--- MATERIAL FOR THE TASK Enclosed Below ---
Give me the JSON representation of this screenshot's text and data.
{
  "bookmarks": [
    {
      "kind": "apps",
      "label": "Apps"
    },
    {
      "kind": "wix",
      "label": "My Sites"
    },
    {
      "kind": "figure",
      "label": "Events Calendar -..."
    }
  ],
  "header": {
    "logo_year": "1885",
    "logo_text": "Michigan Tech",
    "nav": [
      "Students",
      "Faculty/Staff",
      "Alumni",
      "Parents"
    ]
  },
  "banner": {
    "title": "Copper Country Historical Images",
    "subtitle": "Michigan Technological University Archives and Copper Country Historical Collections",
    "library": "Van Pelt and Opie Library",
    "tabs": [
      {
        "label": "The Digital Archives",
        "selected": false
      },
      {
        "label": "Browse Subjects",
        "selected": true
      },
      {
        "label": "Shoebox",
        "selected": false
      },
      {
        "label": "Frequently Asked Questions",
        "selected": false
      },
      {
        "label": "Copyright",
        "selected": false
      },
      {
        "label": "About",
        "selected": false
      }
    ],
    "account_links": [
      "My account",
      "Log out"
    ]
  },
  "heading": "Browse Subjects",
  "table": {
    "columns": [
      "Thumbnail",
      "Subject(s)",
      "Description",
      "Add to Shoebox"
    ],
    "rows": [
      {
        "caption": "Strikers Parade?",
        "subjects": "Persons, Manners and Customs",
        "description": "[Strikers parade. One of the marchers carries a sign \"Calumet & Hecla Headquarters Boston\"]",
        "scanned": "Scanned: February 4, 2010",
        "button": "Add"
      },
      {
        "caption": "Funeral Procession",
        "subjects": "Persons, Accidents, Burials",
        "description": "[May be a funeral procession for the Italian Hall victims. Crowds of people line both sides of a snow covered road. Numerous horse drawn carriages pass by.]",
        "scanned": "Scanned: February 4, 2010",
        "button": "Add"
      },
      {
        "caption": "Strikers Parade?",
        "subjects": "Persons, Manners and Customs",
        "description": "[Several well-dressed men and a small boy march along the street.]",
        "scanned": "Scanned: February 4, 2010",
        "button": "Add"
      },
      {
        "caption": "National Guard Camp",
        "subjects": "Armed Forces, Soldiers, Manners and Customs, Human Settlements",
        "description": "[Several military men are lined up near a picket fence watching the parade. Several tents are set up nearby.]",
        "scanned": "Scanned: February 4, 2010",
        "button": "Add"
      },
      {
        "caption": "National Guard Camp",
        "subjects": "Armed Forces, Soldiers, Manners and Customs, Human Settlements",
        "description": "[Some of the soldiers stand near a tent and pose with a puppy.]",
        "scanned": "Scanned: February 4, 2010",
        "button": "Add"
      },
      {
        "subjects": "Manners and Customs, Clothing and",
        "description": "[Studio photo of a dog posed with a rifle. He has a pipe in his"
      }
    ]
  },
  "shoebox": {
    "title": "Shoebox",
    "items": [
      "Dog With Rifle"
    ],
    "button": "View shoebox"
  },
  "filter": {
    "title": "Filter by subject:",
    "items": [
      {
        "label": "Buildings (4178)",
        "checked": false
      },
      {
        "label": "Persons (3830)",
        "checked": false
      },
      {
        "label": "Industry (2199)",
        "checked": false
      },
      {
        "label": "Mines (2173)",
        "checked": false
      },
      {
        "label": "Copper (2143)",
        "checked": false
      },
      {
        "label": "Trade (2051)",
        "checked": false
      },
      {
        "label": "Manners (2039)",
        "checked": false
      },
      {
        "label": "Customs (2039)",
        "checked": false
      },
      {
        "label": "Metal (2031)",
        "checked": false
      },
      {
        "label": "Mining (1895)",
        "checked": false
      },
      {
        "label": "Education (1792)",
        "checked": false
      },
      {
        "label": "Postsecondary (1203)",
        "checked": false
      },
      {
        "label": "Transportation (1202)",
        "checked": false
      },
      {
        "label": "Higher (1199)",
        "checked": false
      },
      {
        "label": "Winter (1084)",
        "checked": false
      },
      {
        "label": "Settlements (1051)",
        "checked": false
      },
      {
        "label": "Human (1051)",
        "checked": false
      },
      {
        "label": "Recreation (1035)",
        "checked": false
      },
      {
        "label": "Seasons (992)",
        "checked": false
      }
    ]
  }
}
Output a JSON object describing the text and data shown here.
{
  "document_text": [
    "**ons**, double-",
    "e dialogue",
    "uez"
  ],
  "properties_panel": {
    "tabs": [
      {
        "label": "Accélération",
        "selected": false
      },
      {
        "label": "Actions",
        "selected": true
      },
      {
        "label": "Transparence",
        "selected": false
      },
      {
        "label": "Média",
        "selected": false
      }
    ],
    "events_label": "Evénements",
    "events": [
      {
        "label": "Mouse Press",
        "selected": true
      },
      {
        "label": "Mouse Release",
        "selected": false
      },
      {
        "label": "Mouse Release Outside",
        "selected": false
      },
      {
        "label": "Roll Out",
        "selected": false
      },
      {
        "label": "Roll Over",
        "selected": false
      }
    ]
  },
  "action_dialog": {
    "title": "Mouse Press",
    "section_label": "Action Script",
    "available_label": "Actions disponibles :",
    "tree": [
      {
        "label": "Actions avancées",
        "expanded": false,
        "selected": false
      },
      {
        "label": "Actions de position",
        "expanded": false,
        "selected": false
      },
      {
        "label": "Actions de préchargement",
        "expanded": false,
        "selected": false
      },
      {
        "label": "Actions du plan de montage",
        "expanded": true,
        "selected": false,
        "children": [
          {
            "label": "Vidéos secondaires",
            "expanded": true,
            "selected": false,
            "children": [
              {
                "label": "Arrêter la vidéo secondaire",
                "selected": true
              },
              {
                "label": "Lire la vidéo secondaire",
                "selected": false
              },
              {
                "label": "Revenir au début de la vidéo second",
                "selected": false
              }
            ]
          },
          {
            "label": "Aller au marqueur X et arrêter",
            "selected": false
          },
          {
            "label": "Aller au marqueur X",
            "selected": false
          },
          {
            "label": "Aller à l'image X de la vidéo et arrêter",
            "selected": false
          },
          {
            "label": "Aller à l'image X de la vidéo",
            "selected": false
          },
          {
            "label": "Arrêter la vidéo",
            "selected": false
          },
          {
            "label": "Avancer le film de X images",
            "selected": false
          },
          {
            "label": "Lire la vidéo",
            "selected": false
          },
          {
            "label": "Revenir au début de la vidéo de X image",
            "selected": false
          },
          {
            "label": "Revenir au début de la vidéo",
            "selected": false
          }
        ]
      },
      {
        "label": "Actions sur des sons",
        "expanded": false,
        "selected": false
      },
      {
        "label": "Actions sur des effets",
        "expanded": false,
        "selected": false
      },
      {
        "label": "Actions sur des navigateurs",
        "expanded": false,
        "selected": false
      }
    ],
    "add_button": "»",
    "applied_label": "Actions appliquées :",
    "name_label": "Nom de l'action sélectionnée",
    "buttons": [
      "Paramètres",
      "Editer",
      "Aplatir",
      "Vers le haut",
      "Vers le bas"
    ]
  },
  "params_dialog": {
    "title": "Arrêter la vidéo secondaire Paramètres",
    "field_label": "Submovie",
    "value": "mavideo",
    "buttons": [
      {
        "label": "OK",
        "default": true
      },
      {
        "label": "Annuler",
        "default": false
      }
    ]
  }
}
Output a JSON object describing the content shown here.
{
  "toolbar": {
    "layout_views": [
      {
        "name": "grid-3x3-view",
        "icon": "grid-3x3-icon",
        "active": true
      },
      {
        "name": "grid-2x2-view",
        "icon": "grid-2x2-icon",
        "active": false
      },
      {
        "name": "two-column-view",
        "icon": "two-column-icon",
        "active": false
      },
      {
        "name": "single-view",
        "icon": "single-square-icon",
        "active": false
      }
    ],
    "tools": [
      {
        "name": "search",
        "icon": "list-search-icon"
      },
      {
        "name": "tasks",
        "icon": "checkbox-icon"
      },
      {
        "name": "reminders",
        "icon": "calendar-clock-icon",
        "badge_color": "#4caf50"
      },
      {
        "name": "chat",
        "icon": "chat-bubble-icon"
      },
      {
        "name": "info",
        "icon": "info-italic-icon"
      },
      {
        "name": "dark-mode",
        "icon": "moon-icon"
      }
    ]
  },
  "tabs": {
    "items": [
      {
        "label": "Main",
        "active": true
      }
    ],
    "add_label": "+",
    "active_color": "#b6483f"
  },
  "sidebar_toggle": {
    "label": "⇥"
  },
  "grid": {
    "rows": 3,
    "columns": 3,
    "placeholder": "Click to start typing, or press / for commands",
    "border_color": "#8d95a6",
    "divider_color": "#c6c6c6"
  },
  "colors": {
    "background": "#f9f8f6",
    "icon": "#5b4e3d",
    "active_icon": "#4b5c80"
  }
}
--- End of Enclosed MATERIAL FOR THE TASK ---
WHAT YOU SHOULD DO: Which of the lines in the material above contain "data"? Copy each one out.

OUTPUT:
Give me the JSON representation of this screenshot's text and data.
Output a JSON object describing the text and data shown here.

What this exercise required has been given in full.